Show every line of the data below that includes the word "content".

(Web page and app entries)
┄┄┄┄┄┄┄┄┄┄

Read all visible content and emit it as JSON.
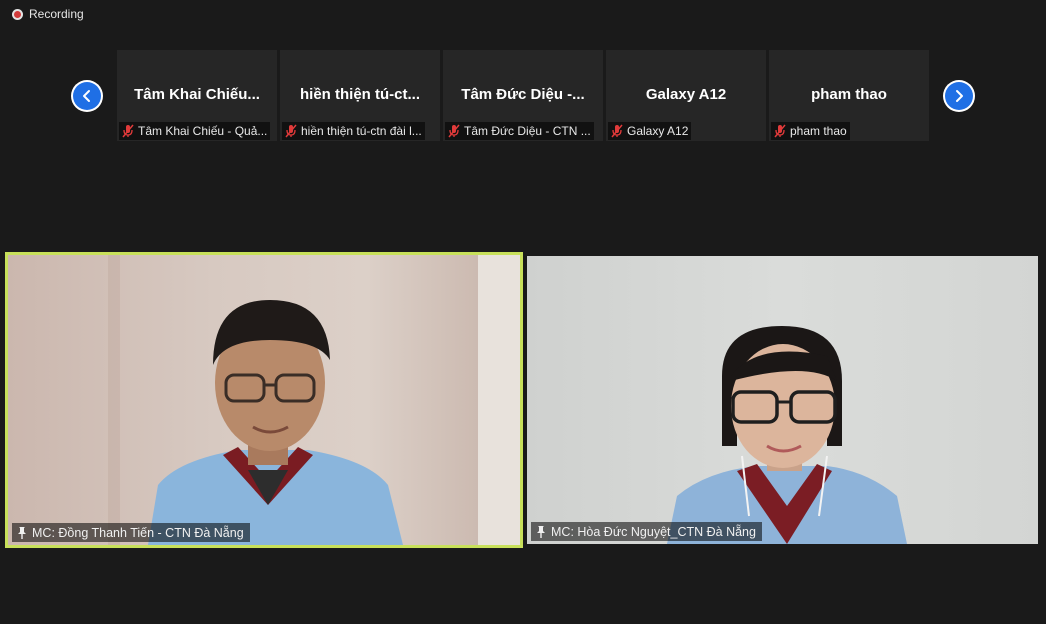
{
  "recording": {
    "label": "Recording"
  },
  "gallery": {
    "thumbnails": [
      {
        "name": "Tâm Khai Chiếu...",
        "label": "Tâm Khai Chiếu - Quả..."
      },
      {
        "name": "hiền thiện tú-ct...",
        "label": "hiền thiện tú-ctn đài l..."
      },
      {
        "name": "Tâm Đức Diệu -...",
        "label": "Tâm Đức Diệu - CTN ..."
      },
      {
        "name": "Galaxy A12",
        "label": "Galaxy A12"
      },
      {
        "name": "pham thao",
        "label": "pham thao"
      }
    ]
  },
  "videos": [
    {
      "label": "MC: Đồng Thanh Tiến - CTN Đà Nẵng",
      "active_speaker": true
    },
    {
      "label": "MC: Hòa Đức Nguyệt_CTN Đà Nẵng",
      "active_speaker": false
    }
  ],
  "icons": {
    "prev": "chevron-left-icon",
    "next": "chevron-right-icon",
    "muted": "mic-muted-icon",
    "spotlight": "pin-icon"
  },
  "colors": {
    "accent_blue": "#1f6fe5",
    "active_speaker_border": "#c8e05a",
    "muted_red": "#e03a3a",
    "background": "#1a1a1a"
  }
}
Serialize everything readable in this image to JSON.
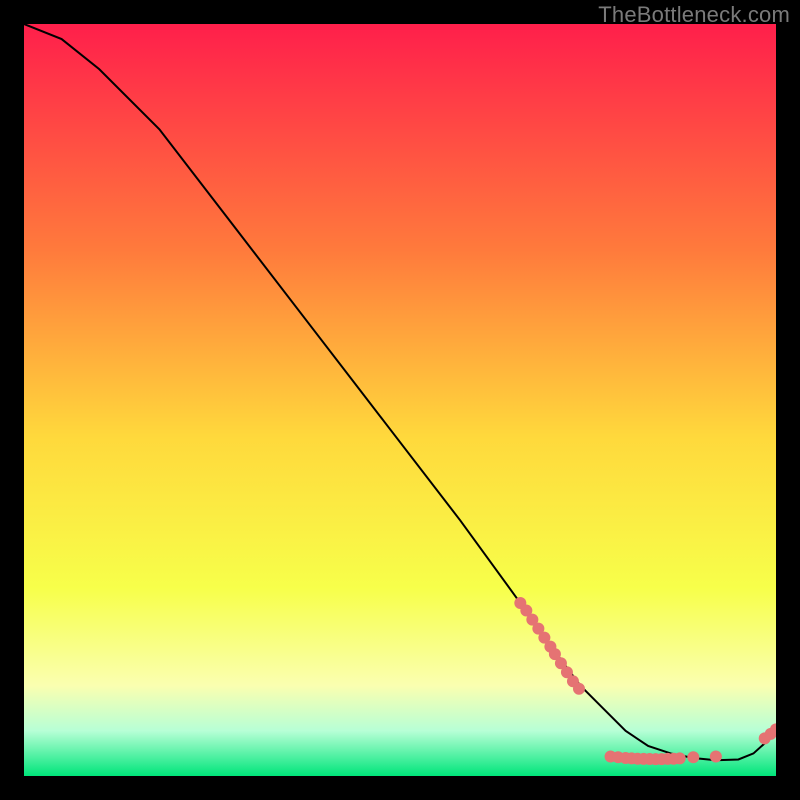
{
  "watermark": "TheBottleneck.com",
  "chart_data": {
    "type": "line",
    "title": "",
    "xlabel": "",
    "ylabel": "",
    "xlim": [
      0,
      100
    ],
    "ylim": [
      0,
      100
    ],
    "background_gradient": {
      "top": "#ff1f4b",
      "mid_upper": "#ff7a3c",
      "mid": "#ffd93c",
      "mid_lower": "#f7ff4a",
      "band_yellow_light": "#faffb0",
      "band_green_light": "#b7ffd6",
      "bottom": "#00e57a"
    },
    "series": [
      {
        "name": "bottleneck-curve",
        "color": "#000000",
        "x": [
          0,
          5,
          10,
          18,
          28,
          38,
          48,
          58,
          66,
          71,
          74,
          77,
          80,
          83,
          86,
          89,
          92,
          95,
          97,
          99,
          100
        ],
        "y": [
          100,
          98,
          94,
          86,
          73,
          60,
          47,
          34,
          23,
          16,
          12,
          9,
          6,
          4,
          3,
          2.4,
          2.1,
          2.2,
          3,
          4.8,
          6
        ]
      }
    ],
    "markers": {
      "name": "highlight-points",
      "color": "#e57373",
      "points": [
        {
          "x": 66,
          "y": 23
        },
        {
          "x": 66.8,
          "y": 22
        },
        {
          "x": 67.6,
          "y": 20.8
        },
        {
          "x": 68.4,
          "y": 19.6
        },
        {
          "x": 69.2,
          "y": 18.4
        },
        {
          "x": 70,
          "y": 17.2
        },
        {
          "x": 70.6,
          "y": 16.2
        },
        {
          "x": 71.4,
          "y": 15
        },
        {
          "x": 72.2,
          "y": 13.8
        },
        {
          "x": 73,
          "y": 12.6
        },
        {
          "x": 73.8,
          "y": 11.6
        },
        {
          "x": 78,
          "y": 2.6
        },
        {
          "x": 79,
          "y": 2.5
        },
        {
          "x": 80,
          "y": 2.4
        },
        {
          "x": 80.8,
          "y": 2.35
        },
        {
          "x": 81.6,
          "y": 2.3
        },
        {
          "x": 82.4,
          "y": 2.28
        },
        {
          "x": 83.2,
          "y": 2.26
        },
        {
          "x": 84,
          "y": 2.25
        },
        {
          "x": 84.8,
          "y": 2.25
        },
        {
          "x": 85.6,
          "y": 2.28
        },
        {
          "x": 86.4,
          "y": 2.3
        },
        {
          "x": 87.2,
          "y": 2.35
        },
        {
          "x": 89,
          "y": 2.5
        },
        {
          "x": 92,
          "y": 2.6
        },
        {
          "x": 98.5,
          "y": 5
        },
        {
          "x": 99.3,
          "y": 5.6
        },
        {
          "x": 100,
          "y": 6.2
        }
      ]
    }
  }
}
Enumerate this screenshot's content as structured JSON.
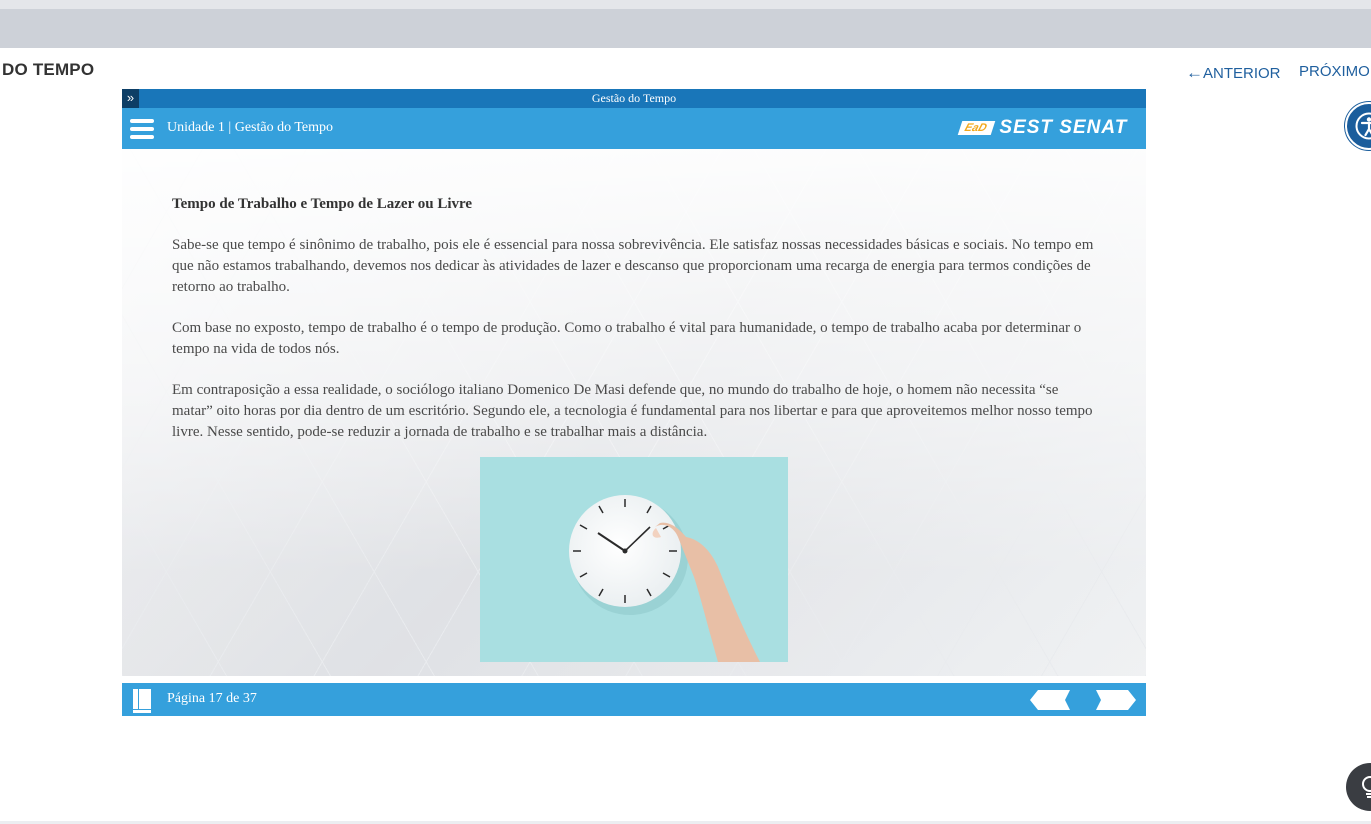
{
  "header": {
    "course_title": "DO TEMPO",
    "prev_label": "ANTERIOR",
    "next_label": "PRÓXIMO"
  },
  "player": {
    "top_title": "Gestão do Tempo",
    "unit_label": "Unidade 1 | Gestão do Tempo",
    "logo": {
      "ead": "EaD",
      "brand": "SEST SENAT"
    },
    "footer": {
      "page_label": "Página 17 de 37"
    },
    "colors": {
      "header": "#35a0dc",
      "topbar": "#1976b9",
      "logo_accent": "#f2a81d"
    }
  },
  "content": {
    "heading": "Tempo de Trabalho e Tempo de Lazer ou Livre",
    "paragraphs": [
      "Sabe-se que tempo é sinônimo de trabalho, pois ele é essencial para nossa sobrevivência. Ele satisfaz nossas necessidades básicas e sociais. No tempo em que não estamos trabalhando, devemos nos dedicar às atividades de lazer e descanso que proporcionam uma recarga de energia para termos condições de retorno ao trabalho.",
      "Com base no exposto, tempo de trabalho é o tempo de produção. Como o trabalho é vital para humanidade, o tempo de trabalho acaba por determinar o tempo na vida de todos nós.",
      "Em contraposição a essa realidade, o sociólogo italiano Domenico De Masi defende que, no mundo do trabalho de hoje, o homem não necessita “se matar” oito horas por dia dentro de um escritório. Segundo ele, a tecnologia é fundamental para nos libertar e para que aproveitemos melhor nosso tempo livre. Nesse sentido, pode-se reduzir a jornada de trabalho e se trabalhar mais a distância."
    ],
    "image_icon": "clock-with-hand-image"
  },
  "icons": {
    "expand": "double-chevron-right-icon",
    "menu": "hamburger-menu-icon",
    "book": "book-icon",
    "accessibility": "accessibility-icon",
    "hint": "lightbulb-icon"
  }
}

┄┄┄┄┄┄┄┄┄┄

| OUTPUT FOR THIS EXERCISE |
Read all visible content and emit it as JSON.
Enumerate this screenshot's content as structured JSON.
  "content": {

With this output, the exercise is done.